Some states are in a drought and others are waterlogged, but this isn’t what moisture refers to. The focus in terms of choosing plants is what the preference for moisture is over the long term. In fact, many drought-tolerant plants, such as buffalo grass, little bluestem or coreopsis, need to be kept moist during the establishment year.

Soil characteristics:

Drainage potential and moisture requirements go hand in hand in many situations. Sandier soils tend to create dry growing conditions, while heavy clay soils retain moisture for a longer period of time. Another important factor is the capacity to provide nutrients to the plant; cation exchange capacity and pH are crucial considerations in this regard.

Need for color:

Winter stems, spring flowers, summer foliage and fall leaves are solutions for the need for color from golfers and stakeholders. One of the best resources on underutilized color sources is the closest arboretum or botanic garden.

Size and shape:

Tall and thin, short and wide – these are the descriptors of the architecture of an ornamental plant. In many locations a row of upright, narrow trees is just the ticket, while a low-growing, spreading mass of ground cover is called for in a narrow space between the clubhouse and start of the cart path.

Need for groupings of plants:

Especially in a large-scale landscape like a golf course, using plant masses is appropriate. Single specimens that accent special places can be well sited, but when big impact is needed, one or two shrubs on the back side of a green just isn’t going to cut it. A common guiding rule amongst designers and architects is to use odd numbers of plants in informal settings and even numbers in formal locations. This rule holds for plant masses with less than 10 specimens; for larger masses, the exact number isn’t nearly as important.

Pests coming your way:

When selecting plants consider the pest species that have been reported to be moving into your area. The emerald ash borer is the quintessential species, but others such as pine wilt and Asian long-horned beetle are pests that demand one’s attention. Fortunately, many plant species are available to provide worthy alternatives to ash and Scotch pine in the golfscape.

Disease resistance:

For the pests that are already in your area, such as apple scab, cedar apple rust and powdery mildew, choosing cultivars that possess a high degree of resistance is a wise move. This usually requires drilling down into a particular genus or species, looking at cultivar trials conducted by a local university or trade association. For example, All-America Selections is an industry association that promotes new cultivars of well-performing annuals and perennials. The new introductions are thoroughly tested for many individual traits including disease resistance.
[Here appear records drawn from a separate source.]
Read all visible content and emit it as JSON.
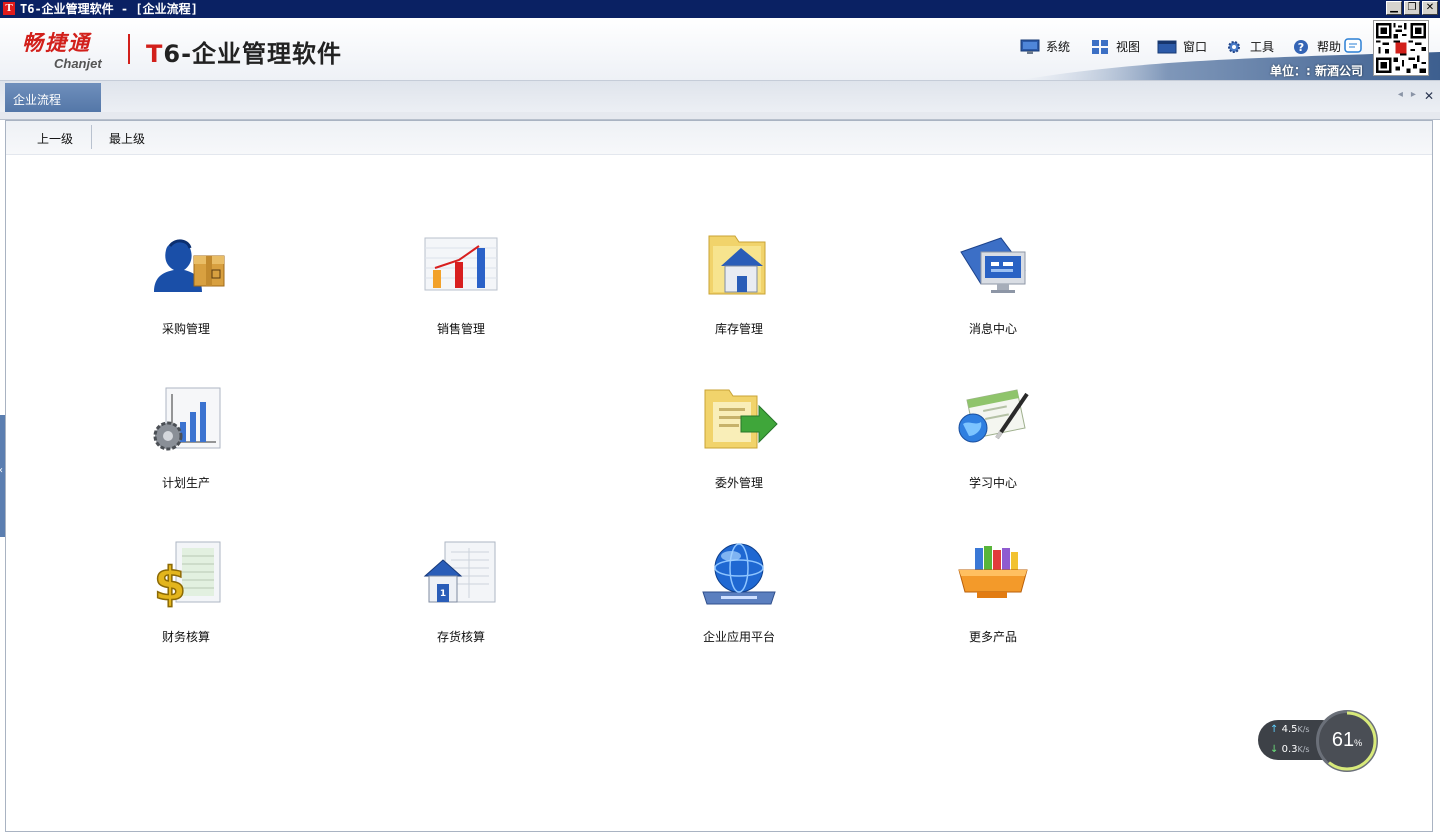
{
  "window": {
    "app_icon": "T",
    "title": "T6-企业管理软件 - [企业流程]",
    "minimize_icon": "minimize-icon",
    "restore_icon": "restore-icon",
    "close_icon": "close-icon"
  },
  "header": {
    "brand_cn": "畅捷通",
    "brand_en": "Chanjet",
    "product_t": "T",
    "product_rest": "6-企业管理软件",
    "menu": [
      {
        "label": "系统",
        "icon": "monitor-icon"
      },
      {
        "label": "视图",
        "icon": "grid-view-icon"
      },
      {
        "label": "窗口",
        "icon": "window-icon"
      },
      {
        "label": "工具",
        "icon": "gear-tools-icon"
      },
      {
        "label": "帮助",
        "icon": "help-icon"
      }
    ],
    "unit_label": "单位：: 新酒公司",
    "accent_color": "#d2201b"
  },
  "tabs": {
    "active": "企业流程",
    "prev_icon": "arrow-left-icon",
    "next_icon": "arrow-right-icon",
    "close_icon": "close-icon"
  },
  "toolbar": {
    "up_one": "上一级",
    "top_level": "最上级"
  },
  "modules": [
    {
      "label": "采购管理",
      "icon": "purchase-person-box-icon"
    },
    {
      "label": "销售管理",
      "icon": "sales-bar-chart-icon"
    },
    {
      "label": "库存管理",
      "icon": "inventory-folder-house-icon"
    },
    {
      "label": "消息中心",
      "icon": "message-center-monitor-icon"
    },
    {
      "label": "计划生产",
      "icon": "production-plan-gear-chart-icon"
    },
    {
      "label": "委外管理",
      "icon": "outsource-folder-arrow-icon"
    },
    {
      "label": "学习中心",
      "icon": "learning-globe-pen-icon"
    },
    {
      "label": "财务核算",
      "icon": "finance-dollar-icon"
    },
    {
      "label": "存货核算",
      "icon": "stock-accounting-house-icon"
    },
    {
      "label": "企业应用平台",
      "icon": "platform-globe-icon"
    },
    {
      "label": "更多产品",
      "icon": "more-products-books-icon"
    }
  ],
  "network_widget": {
    "upload": "4.5",
    "download": "0.3",
    "unit": "K/s",
    "percent": "61",
    "percent_sign": "%"
  }
}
Overall, good design principles, site selection and a thorough assessment of growing conditions are foundational to the success of any golfscape. Skipping any step can be a mistake and may cause the planting to fail.